Work order:
Among these records, which lines include "Типы"? Copy them out.

Input for this task:
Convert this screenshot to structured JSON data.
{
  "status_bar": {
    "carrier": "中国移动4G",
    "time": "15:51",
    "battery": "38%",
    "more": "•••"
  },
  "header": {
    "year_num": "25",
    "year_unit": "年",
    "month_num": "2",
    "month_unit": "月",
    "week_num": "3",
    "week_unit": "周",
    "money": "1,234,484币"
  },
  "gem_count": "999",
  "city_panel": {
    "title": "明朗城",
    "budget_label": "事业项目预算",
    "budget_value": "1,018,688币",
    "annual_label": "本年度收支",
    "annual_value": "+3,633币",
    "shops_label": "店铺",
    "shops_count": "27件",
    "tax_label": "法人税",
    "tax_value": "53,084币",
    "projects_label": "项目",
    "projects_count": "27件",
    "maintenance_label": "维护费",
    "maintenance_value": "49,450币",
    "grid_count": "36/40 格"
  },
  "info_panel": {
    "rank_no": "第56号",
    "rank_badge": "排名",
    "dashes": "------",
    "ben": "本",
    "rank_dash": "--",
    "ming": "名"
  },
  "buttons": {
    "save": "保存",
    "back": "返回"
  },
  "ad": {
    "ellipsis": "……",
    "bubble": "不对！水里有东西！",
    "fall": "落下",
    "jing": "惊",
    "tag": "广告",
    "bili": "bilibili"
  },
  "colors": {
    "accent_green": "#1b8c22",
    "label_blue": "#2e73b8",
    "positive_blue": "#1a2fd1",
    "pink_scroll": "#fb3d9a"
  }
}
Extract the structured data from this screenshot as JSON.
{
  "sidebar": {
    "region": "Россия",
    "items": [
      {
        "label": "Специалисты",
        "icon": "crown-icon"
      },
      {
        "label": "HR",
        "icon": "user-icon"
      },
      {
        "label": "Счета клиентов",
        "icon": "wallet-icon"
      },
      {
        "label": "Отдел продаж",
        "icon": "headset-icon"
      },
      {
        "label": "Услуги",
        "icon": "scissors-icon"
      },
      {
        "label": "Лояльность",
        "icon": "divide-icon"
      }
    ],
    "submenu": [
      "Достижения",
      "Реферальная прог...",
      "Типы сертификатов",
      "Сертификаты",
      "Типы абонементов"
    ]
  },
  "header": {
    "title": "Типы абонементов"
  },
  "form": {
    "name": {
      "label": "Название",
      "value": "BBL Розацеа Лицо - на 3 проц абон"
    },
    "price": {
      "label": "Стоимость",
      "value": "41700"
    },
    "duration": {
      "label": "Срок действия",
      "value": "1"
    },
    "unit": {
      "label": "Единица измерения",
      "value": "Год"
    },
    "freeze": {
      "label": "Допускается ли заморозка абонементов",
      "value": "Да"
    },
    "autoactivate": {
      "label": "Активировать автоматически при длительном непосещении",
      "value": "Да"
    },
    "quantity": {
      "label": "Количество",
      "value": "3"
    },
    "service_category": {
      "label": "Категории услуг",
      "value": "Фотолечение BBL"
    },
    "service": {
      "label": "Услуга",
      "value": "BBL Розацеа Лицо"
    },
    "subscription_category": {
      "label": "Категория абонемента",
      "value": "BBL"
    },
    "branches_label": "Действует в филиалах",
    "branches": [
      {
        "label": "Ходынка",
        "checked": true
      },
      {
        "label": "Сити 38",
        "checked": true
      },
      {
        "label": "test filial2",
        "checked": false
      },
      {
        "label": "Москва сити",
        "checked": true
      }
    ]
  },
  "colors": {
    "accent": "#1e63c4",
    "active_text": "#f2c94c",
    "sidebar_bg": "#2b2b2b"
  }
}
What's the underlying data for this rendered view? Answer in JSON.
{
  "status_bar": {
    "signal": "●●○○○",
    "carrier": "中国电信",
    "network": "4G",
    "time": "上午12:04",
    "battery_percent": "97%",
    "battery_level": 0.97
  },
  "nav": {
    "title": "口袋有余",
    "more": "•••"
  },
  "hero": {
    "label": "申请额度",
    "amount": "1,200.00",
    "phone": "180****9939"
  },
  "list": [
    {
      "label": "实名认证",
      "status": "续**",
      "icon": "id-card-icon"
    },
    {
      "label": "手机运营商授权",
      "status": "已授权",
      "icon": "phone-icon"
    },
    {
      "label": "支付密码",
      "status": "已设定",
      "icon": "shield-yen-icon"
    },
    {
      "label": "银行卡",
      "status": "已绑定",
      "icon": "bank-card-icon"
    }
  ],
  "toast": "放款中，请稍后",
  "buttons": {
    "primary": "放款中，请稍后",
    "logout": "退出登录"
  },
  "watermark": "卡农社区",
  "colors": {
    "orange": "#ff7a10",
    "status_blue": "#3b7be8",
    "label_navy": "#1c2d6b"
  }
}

Answer section:
      "Типы сертификатов",
      "Типы абонементов"
    "title": "Типы абонементов"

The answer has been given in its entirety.